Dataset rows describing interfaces
-- Opening Marker --

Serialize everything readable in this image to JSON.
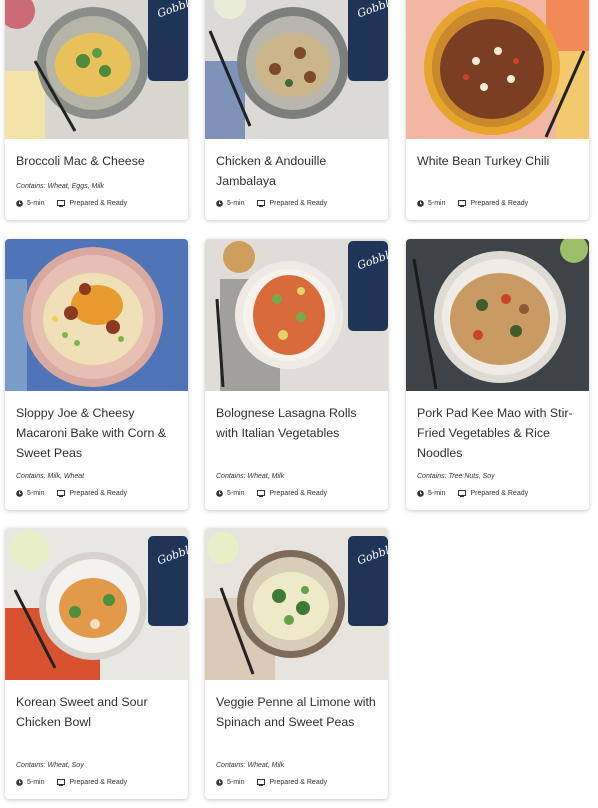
{
  "brand": {
    "box_logo": "Gobble"
  },
  "colors": {
    "accent_box": "#1f3558",
    "card_bg": "#ffffff",
    "text": "#2f2f2f"
  },
  "icons": {
    "time": "clock-icon",
    "prep": "prepared-ready-icon"
  },
  "cards": [
    {
      "title": "Broccoli Mac & Cheese",
      "contains": "Contains: Wheat, Eggs, Milk",
      "time": "5-min",
      "prep": "Prepared & Ready"
    },
    {
      "title": "Chicken & Andouille Jambalaya",
      "contains": "",
      "time": "5-min",
      "prep": "Prepared & Ready"
    },
    {
      "title": "White Bean Turkey Chili",
      "contains": "",
      "time": "5-min",
      "prep": "Prepared & Ready"
    },
    {
      "title": "Sloppy Joe & Cheesy Macaroni Bake with Corn & Sweet Peas",
      "contains": "Contains: Milk, Wheat",
      "time": "5-min",
      "prep": "Prepared & Ready"
    },
    {
      "title": "Bolognese Lasagna Rolls with Italian Vegetables",
      "contains": "Contains: Wheat, Milk",
      "time": "5-min",
      "prep": "Prepared & Ready"
    },
    {
      "title": "Pork Pad Kee Mao with Stir-Fried Vegetables & Rice Noodles",
      "contains": "Contains: Tree Nuts, Soy",
      "time": "5-min",
      "prep": "Prepared & Ready"
    },
    {
      "title": "Korean Sweet and Sour Chicken Bowl",
      "contains": "Contains: Wheat, Soy",
      "time": "5-min",
      "prep": "Prepared & Ready"
    },
    {
      "title": "Veggie Penne al Limone with Spinach and Sweet Peas",
      "contains": "Contains: Wheat, Milk",
      "time": "5-min",
      "prep": "Prepared & Ready"
    }
  ]
}
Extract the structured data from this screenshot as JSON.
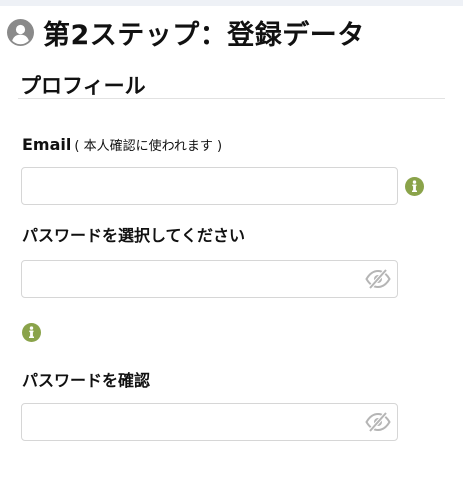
{
  "header": {
    "title": "第2ステップ：登録データ"
  },
  "section": {
    "title": "プロフィール"
  },
  "email": {
    "label": "Email",
    "note": "( 本人確認に使われます )",
    "value": "",
    "placeholder": ""
  },
  "password": {
    "label": "パスワードを選択してください",
    "value": "",
    "placeholder": ""
  },
  "password_confirm": {
    "label": "パスワードを確認",
    "value": "",
    "placeholder": ""
  },
  "icons": {
    "user": "user-circle-icon",
    "info": "info-icon",
    "visibility": "eye-slash-icon"
  },
  "colors": {
    "info_green": "#8aa34a",
    "icon_gray": "#8a8a8a",
    "eye_gray": "#b5b5b5"
  }
}
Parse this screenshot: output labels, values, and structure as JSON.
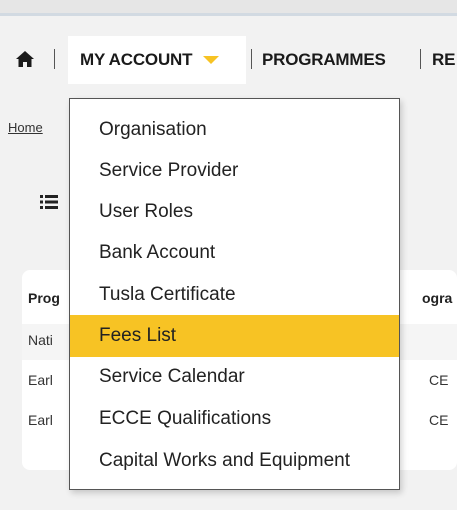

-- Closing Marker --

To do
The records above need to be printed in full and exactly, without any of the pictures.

Response area
Serialize everything readable in this image to JSON.
{
  "brand": {
    "box_logo": "Gobble"
  },
  "colors": {
    "accent_box": "#1f3558",
    "card_bg": "#ffffff",
    "text": "#2f2f2f"
  },
  "icons": {
    "time": "clock-icon",
    "prep": "prepared-ready-icon"
  },
  "cards": [
    {
      "title": "Broccoli Mac & Cheese",
      "contains": "Contains: Wheat, Eggs, Milk",
      "time": "5-min",
      "prep": "Prepared & Ready"
    },
    {
      "title": "Chicken & Andouille Jambalaya",
      "contains": "",
      "time": "5-min",
      "prep": "Prepared & Ready"
    },
    {
      "title": "White Bean Turkey Chili",
      "contains": "",
      "time": "5-min",
      "prep": "Prepared & Ready"
    },
    {
      "title": "Sloppy Joe & Cheesy Macaroni Bake with Corn & Sweet Peas",
      "contains": "Contains: Milk, Wheat",
      "time": "5-min",
      "prep": "Prepared & Ready"
    },
    {
      "title": "Bolognese Lasagna Rolls with Italian Vegetables",
      "contains": "Contains: Wheat, Milk",
      "time": "5-min",
      "prep": "Prepared & Ready"
    },
    {
      "title": "Pork Pad Kee Mao with Stir-Fried Vegetables & Rice Noodles",
      "contains": "Contains: Tree Nuts, Soy",
      "time": "5-min",
      "prep": "Prepared & Ready"
    },
    {
      "title": "Korean Sweet and Sour Chicken Bowl",
      "contains": "Contains: Wheat, Soy",
      "time": "5-min",
      "prep": "Prepared & Ready"
    },
    {
      "title": "Veggie Penne al Limone with Spinach and Sweet Peas",
      "contains": "Contains: Wheat, Milk",
      "time": "5-min",
      "prep": "Prepared & Ready"
    }
  ]
}
Extract the structured data from this screenshot as JSON.
{
  "header": {
    "title": "第2ステップ：登録データ"
  },
  "section": {
    "title": "プロフィール"
  },
  "email": {
    "label": "Email",
    "note": "( 本人確認に使われます )",
    "value": "",
    "placeholder": ""
  },
  "password": {
    "label": "パスワードを選択してください",
    "value": "",
    "placeholder": ""
  },
  "password_confirm": {
    "label": "パスワードを確認",
    "value": "",
    "placeholder": ""
  },
  "icons": {
    "user": "user-circle-icon",
    "info": "info-icon",
    "visibility": "eye-slash-icon"
  },
  "colors": {
    "info_green": "#8aa34a",
    "icon_gray": "#8a8a8a",
    "eye_gray": "#b5b5b5"
  }
}
Parse this screenshot: output labels, values, and structure as JSON.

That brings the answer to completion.